Deforestation-related debates in Indonesia have been going on for quite some time, and some experts point to the diversity of spatial data and definitions as one of the main causes.
World Resources Institute (WRI) Indonesia Climate and Forests Senior Manager Arif Wijaya said that each party has been using different data on forest and deforestation coverage, as well as different satellite image classification methods.
SPOT, LANDSAT, ASTER, IKONOS, and QUICKBIRD satellites can be used to have visual imagery of Earth.
Wijaya also pointed out that there are still problems with defining forests in Indonesia. The definition, according to the law and the Ministry of Environment and Forestry, is considered to be ambiguous.
“According to WRI, forests are natural areas that have not been converted. The deforestation process must have happened first before the forests disappear and replaced by HTI,” he said in a public discussion at the WRI office.
The ambiguity of the definition, according to Wijaya, is an obstacle in mapping the level of deforestation in Indonesia.

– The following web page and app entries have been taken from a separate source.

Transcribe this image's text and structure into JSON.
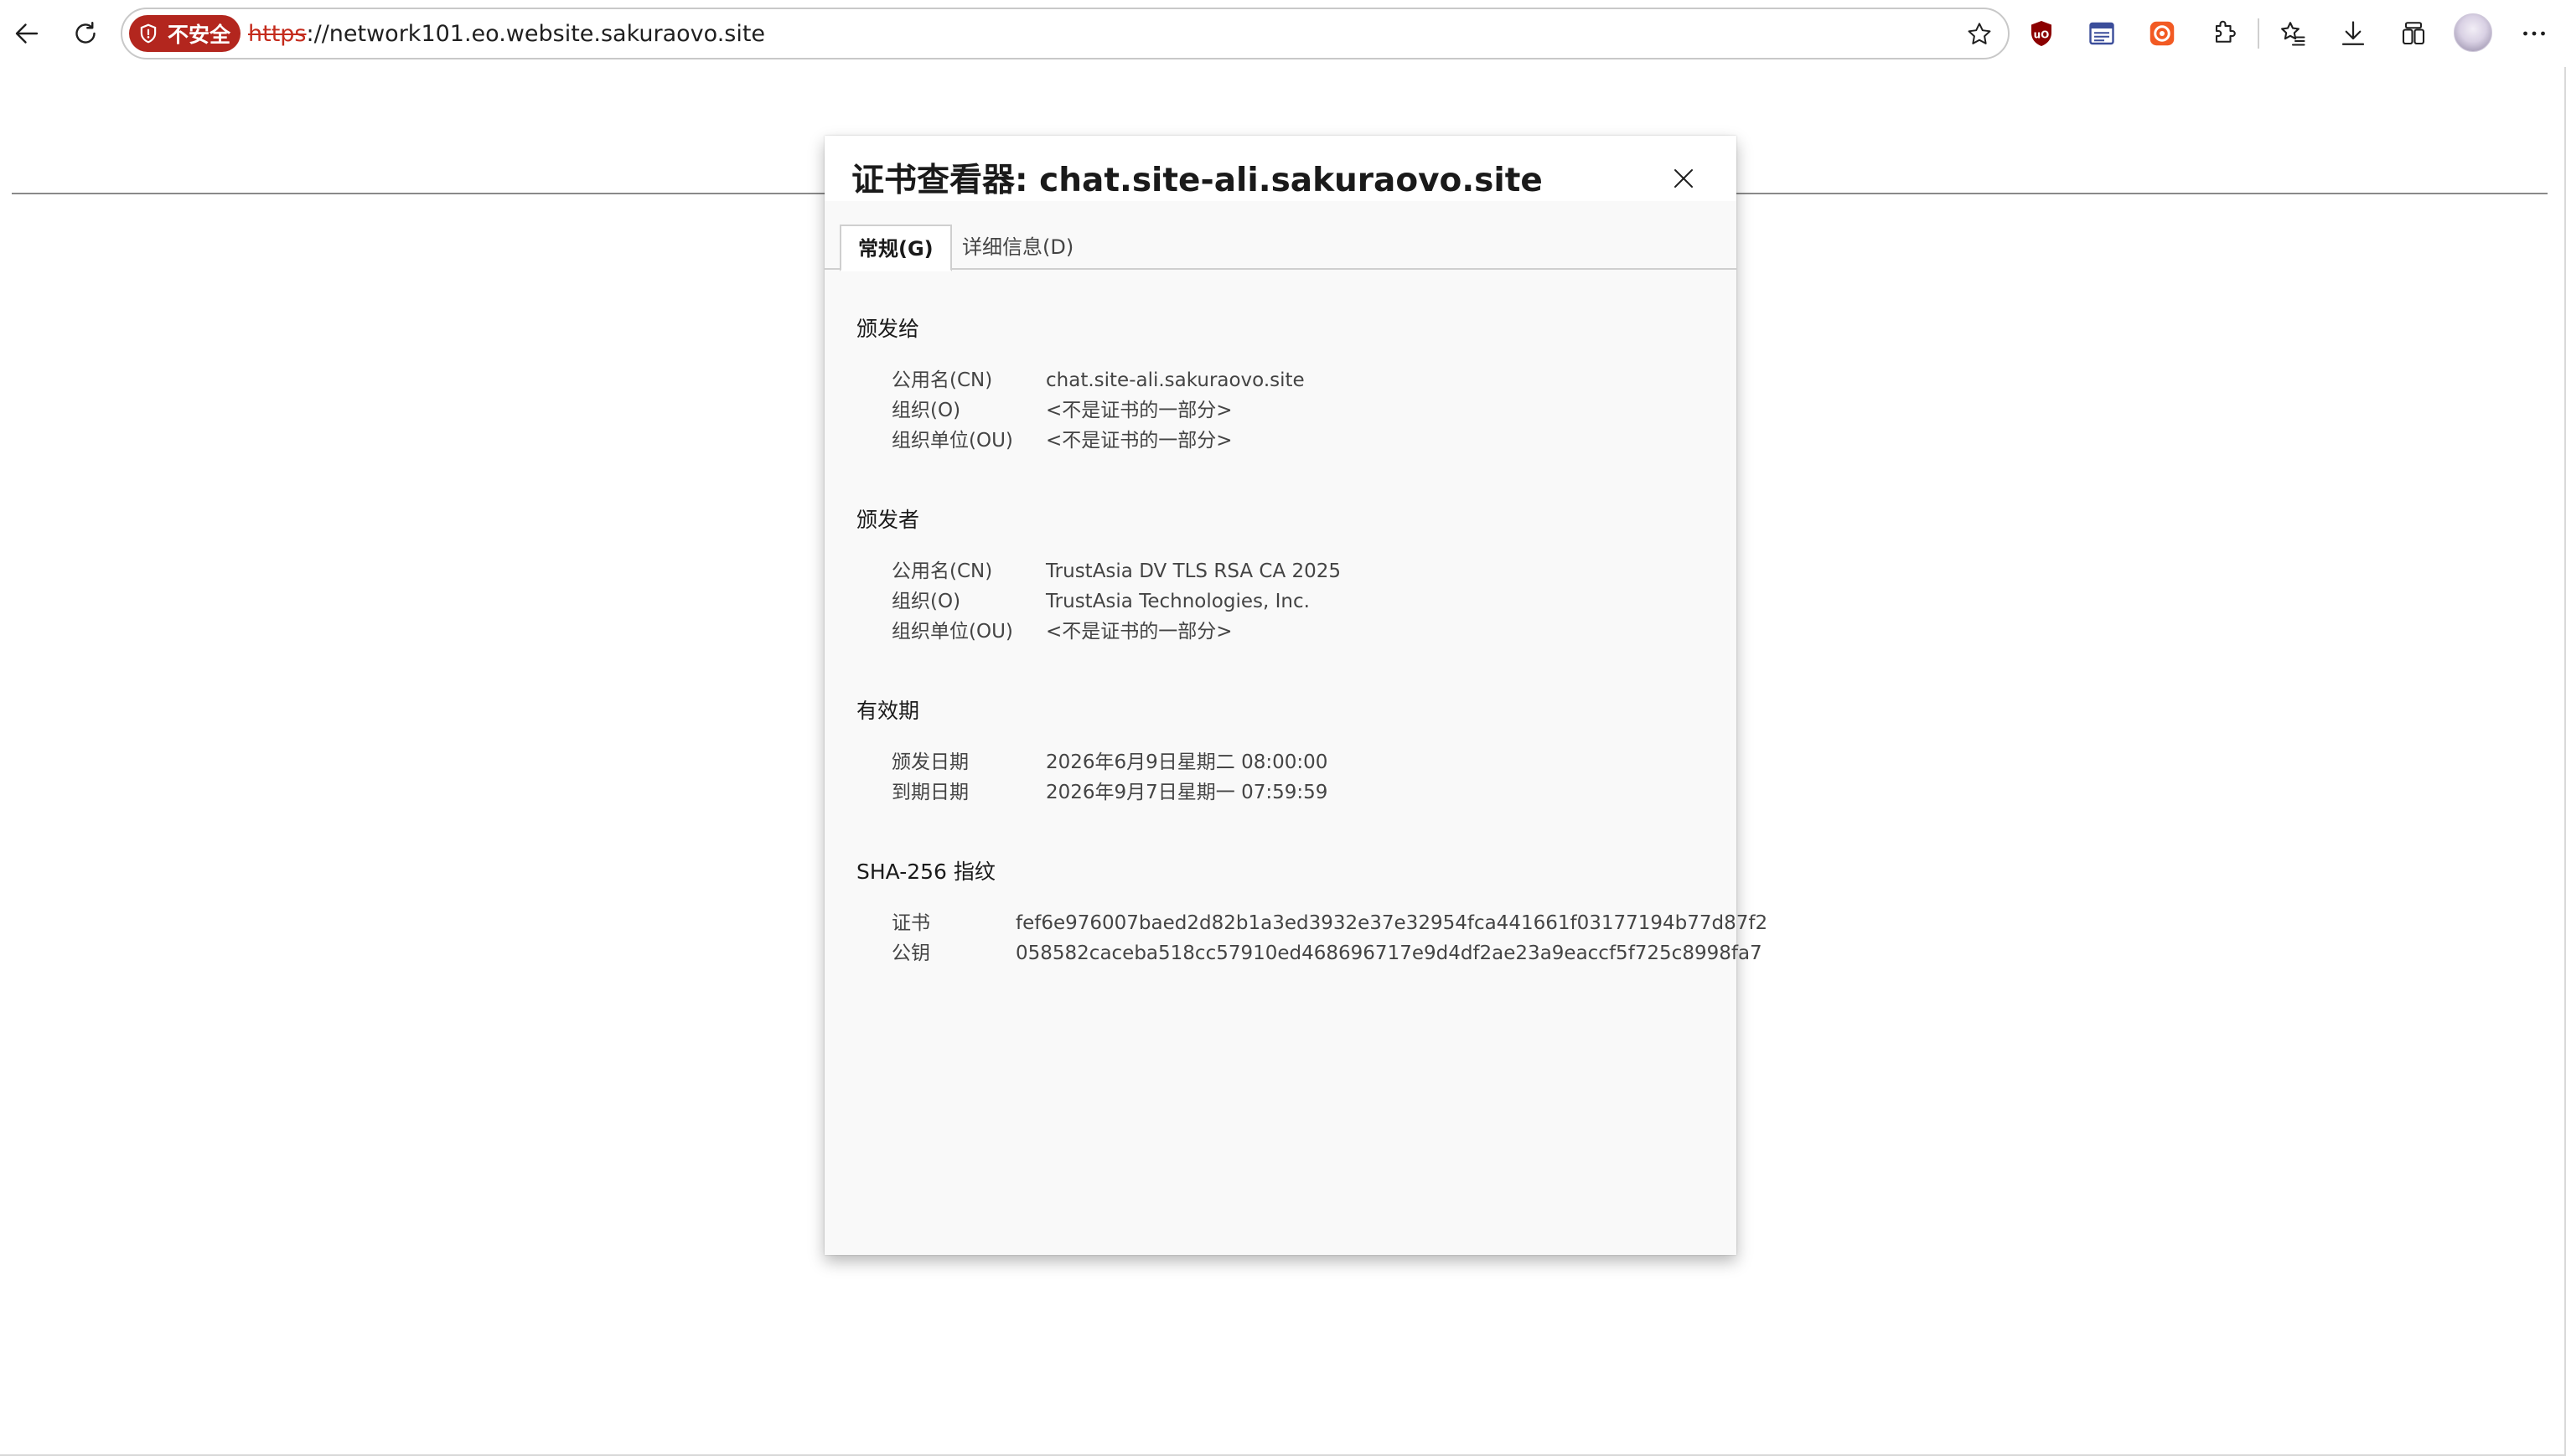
{
  "browser": {
    "security_label": "不安全",
    "url_scheme": "https",
    "url_rest": "://network101.eo.website.sakuraovo.site"
  },
  "dialog": {
    "title": "证书查看器: chat.site-ali.sakuraovo.site",
    "tabs": [
      {
        "label": "常规(G)",
        "active": true
      },
      {
        "label": "详细信息(D)",
        "active": false
      }
    ],
    "issued_to": {
      "title": "颁发给",
      "fields": [
        {
          "label": "公用名(CN)",
          "value": "chat.site-ali.sakuraovo.site"
        },
        {
          "label": "组织(O)",
          "value": "<不是证书的一部分>"
        },
        {
          "label": "组织单位(OU)",
          "value": "<不是证书的一部分>"
        }
      ]
    },
    "issued_by": {
      "title": "颁发者",
      "fields": [
        {
          "label": "公用名(CN)",
          "value": "TrustAsia DV TLS RSA CA 2025"
        },
        {
          "label": "组织(O)",
          "value": "TrustAsia Technologies, Inc."
        },
        {
          "label": "组织单位(OU)",
          "value": "<不是证书的一部分>"
        }
      ]
    },
    "validity": {
      "title": "有效期",
      "fields": [
        {
          "label": "颁发日期",
          "value": "2026年6月9日星期二 08:00:00"
        },
        {
          "label": "到期日期",
          "value": "2026年9月7日星期一 07:59:59"
        }
      ]
    },
    "fingerprints": {
      "title": "SHA-256 指纹",
      "fields": [
        {
          "label": "证书",
          "value": "fef6e976007baed2d82b1a3ed3932e37e32954fca441661f03177194b77d87f2"
        },
        {
          "label": "公钥",
          "value": "058582caceba518cc57910ed468696717e9d4df2ae23a9eaccf5f725c8998fa7"
        }
      ]
    }
  },
  "icons": {
    "back": "arrow-left-icon",
    "reload": "reload-icon",
    "security": "shield-warning-icon",
    "favorite": "star-icon",
    "ublock": "ublock-origin-icon",
    "reader": "reader-view-icon",
    "extension_orange": "extension-c-icon",
    "extensions": "puzzle-piece-icon",
    "favorites": "favorites-list-icon",
    "downloads": "download-icon",
    "collections": "collections-icon",
    "profile": "profile-avatar-icon",
    "more": "more-dots-icon",
    "close": "close-icon"
  },
  "colors": {
    "security_chip": "#b3261e",
    "url_scheme": "#c42b1c",
    "ublock": "#8b0000",
    "extension_orange": "#f25a23",
    "reader": "#3b4d9a"
  }
}
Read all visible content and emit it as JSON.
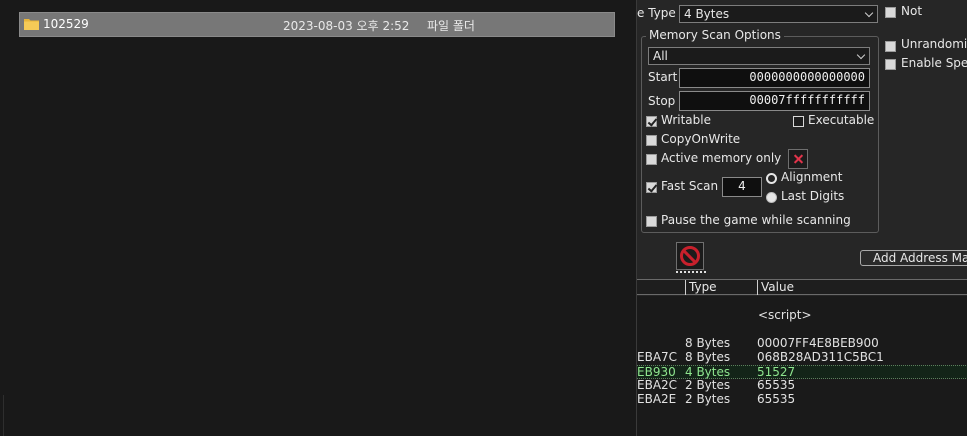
{
  "explorer": {
    "files": [
      {
        "name": "102529",
        "modified": "2023-08-03 오후 2:52",
        "type": "파일 폴더",
        "icon": "folder-icon"
      }
    ]
  },
  "cheat_engine": {
    "value_type": {
      "label": "e Type",
      "selected": "4 Bytes"
    },
    "not_label": "Not",
    "memory_scan": {
      "title": "Memory Scan Options",
      "region": "All",
      "start_label": "Start",
      "start_value": "0000000000000000",
      "stop_label": "Stop",
      "stop_value": "00007fffffffffff",
      "writable_label": "Writable",
      "executable_label": "Executable",
      "copyonwrite_label": "CopyOnWrite",
      "active_memory_label": "Active memory only",
      "fast_scan_label": "Fast Scan",
      "fast_scan_value": "4",
      "alignment_label": "Alignment",
      "last_digits_label": "Last Digits",
      "pause_label": "Pause the game while scanning"
    },
    "unrandomize_label": "Unrandomiz",
    "enable_speedhack_label": "Enable Spe",
    "add_address_label": "Add Address Ma",
    "table": {
      "headers": [
        "Type",
        "Value"
      ],
      "script_value": "<script>",
      "rows": [
        {
          "address": "",
          "type": "8 Bytes",
          "value": "00007FF4E8BEB900"
        },
        {
          "address": "EBA7C",
          "type": "8 Bytes",
          "value": "068B28AD311C5BC1"
        },
        {
          "address": "EB930",
          "type": "4 Bytes",
          "value": "51527"
        },
        {
          "address": "EBA2C",
          "type": "2 Bytes",
          "value": "65535"
        },
        {
          "address": "EBA2E",
          "type": "2 Bytes",
          "value": "65535"
        }
      ]
    }
  },
  "colors": {
    "explorer_bg": "#191919",
    "selected_row": "#777777",
    "ce_bg": "#262626",
    "highlight_text": "#8ee58e",
    "stop_red": "#c8202c"
  }
}
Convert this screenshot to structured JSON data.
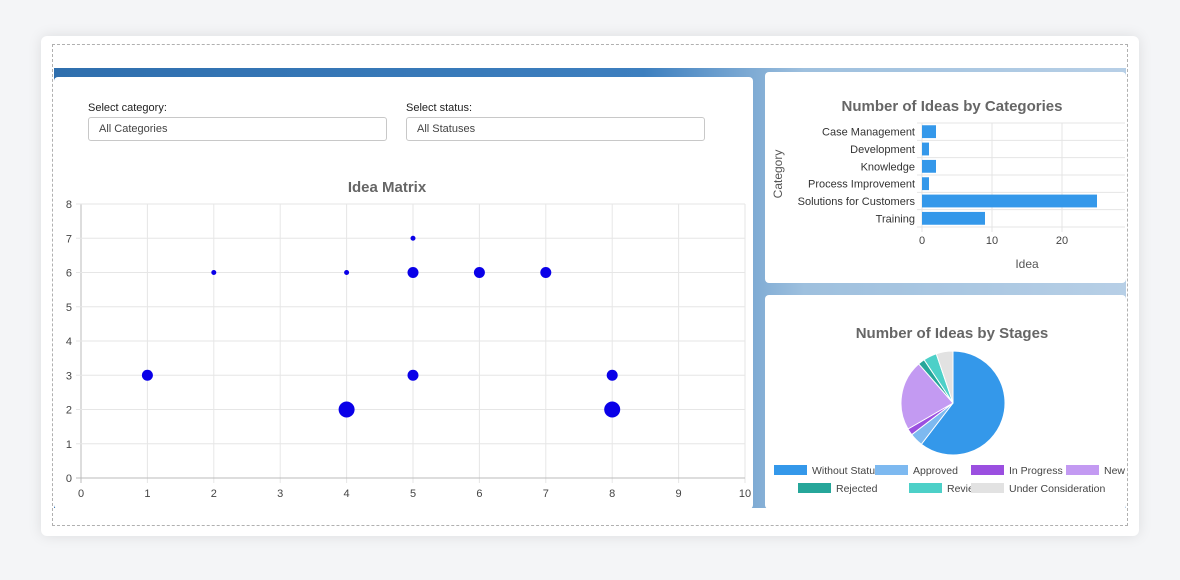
{
  "filters": {
    "category_label": "Select category:",
    "category_value": "All Categories",
    "status_label": "Select status:",
    "status_value": "All Statuses"
  },
  "chart_data": [
    {
      "type": "scatter",
      "title": "Idea Matrix",
      "xlim": [
        0,
        10
      ],
      "ylim": [
        0,
        8
      ],
      "xticks": [
        "0",
        "1",
        "2",
        "3",
        "4",
        "5",
        "6",
        "7",
        "8",
        "9",
        "10"
      ],
      "yticks": [
        "0",
        "1",
        "2",
        "3",
        "4",
        "5",
        "6",
        "7",
        "8"
      ],
      "grid": true,
      "color": "#0a00e8",
      "points": [
        {
          "x": 1,
          "y": 3,
          "size": 2
        },
        {
          "x": 2,
          "y": 6,
          "size": 1
        },
        {
          "x": 4,
          "y": 6,
          "size": 1
        },
        {
          "x": 4,
          "y": 2,
          "size": 3
        },
        {
          "x": 5,
          "y": 7,
          "size": 1
        },
        {
          "x": 5,
          "y": 6,
          "size": 2
        },
        {
          "x": 5,
          "y": 3,
          "size": 2
        },
        {
          "x": 6,
          "y": 6,
          "size": 2
        },
        {
          "x": 7,
          "y": 6,
          "size": 2
        },
        {
          "x": 8,
          "y": 3,
          "size": 2
        },
        {
          "x": 8,
          "y": 2,
          "size": 3
        }
      ]
    },
    {
      "type": "bar",
      "orientation": "horizontal",
      "title": "Number of Ideas by Categories",
      "xlabel": "Idea",
      "ylabel": "Category",
      "categories": [
        "Case Management",
        "Development",
        "Knowledge",
        "Process Improvement",
        "Solutions for Customers",
        "Training"
      ],
      "values": [
        2,
        1,
        2,
        1,
        25,
        9
      ],
      "xticks": [
        "0",
        "10",
        "20"
      ],
      "xlim": [
        0,
        29
      ],
      "color": "#3498ea",
      "grid": true
    },
    {
      "type": "pie",
      "title": "Number of Ideas by Stages",
      "legend_position": "bottom",
      "slices": [
        {
          "label": "Without Status",
          "value": 58,
          "color": "#3498ea"
        },
        {
          "label": "Approved",
          "value": 4,
          "color": "#7db9f0"
        },
        {
          "label": "In Progress",
          "value": 2,
          "color": "#9b4fe0"
        },
        {
          "label": "New",
          "value": 21,
          "color": "#c39af2"
        },
        {
          "label": "Rejected",
          "value": 2,
          "color": "#26a69a"
        },
        {
          "label": "Reviewed",
          "value": 4,
          "color": "#4dd0c8"
        },
        {
          "label": "Under Consideration",
          "value": 5,
          "color": "#e2e2e2"
        }
      ]
    }
  ]
}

He hopes that in the future, technological advances can create open data and support the ability to view these data in real time will facilitate mapping of deforestation.
Greenpeace Indonesia’s representative, Arie Rompas, also emphasized the importance of spatial data or Geographic Information System (GIS) data openness for the general public.
“Yes, it is important as the public can help monitor deforestation, illegal logging, and others,” said Rompas.
Greenpeace Indonesia is trying to make this happen, Rompas said, but the process was hampered by various policies.
“We are trying, but procedurally our requests have not met with the government,” he said.
“For example, the Geospatial Law from KLHK (Ministry of Environment and Forestry) is still difficult, because the government is afraid of the unfair business competition risk,” Rompas said, adding that factors of data misuse and restrictions on public access need further study.
Rompas believes that the process by Greenpeace is supported by the government. “The basic government as a state organizer must provide these data to the wider community, the role of civilians here is to monitor and strengthen the government itself, so not to blame each other,” he said.
“Journalists “turn on” the data and look for factual causes so that the public can read the data like reading stories,” said Widyanto, who was once a member of the Supervisory Board of the Society of Indonesian Environmental Journalist (SIEJ).
Widyanto also explained the irony of environmental issues in Indonesia, that is, the lack of attention of the young generation to this issue. “Yes, environment issues are still considered minor issues in Indonesia. Take a look at how many media which have special environmental columns. Just a few, right? It can be seen from there,” he said.
Currently, WRI Indonesia is developing spatial data that can be accessed by anyone through the Global Forest Watch internet page, an interactive platform to monitor and receive warnings about what happens in the forest directly whose data comes from WRI itself.
Through this platform, it is expected that there will be an increase in active participation, awareness, and knowledge of the community about the environment, especially among the young generation of Indonesia.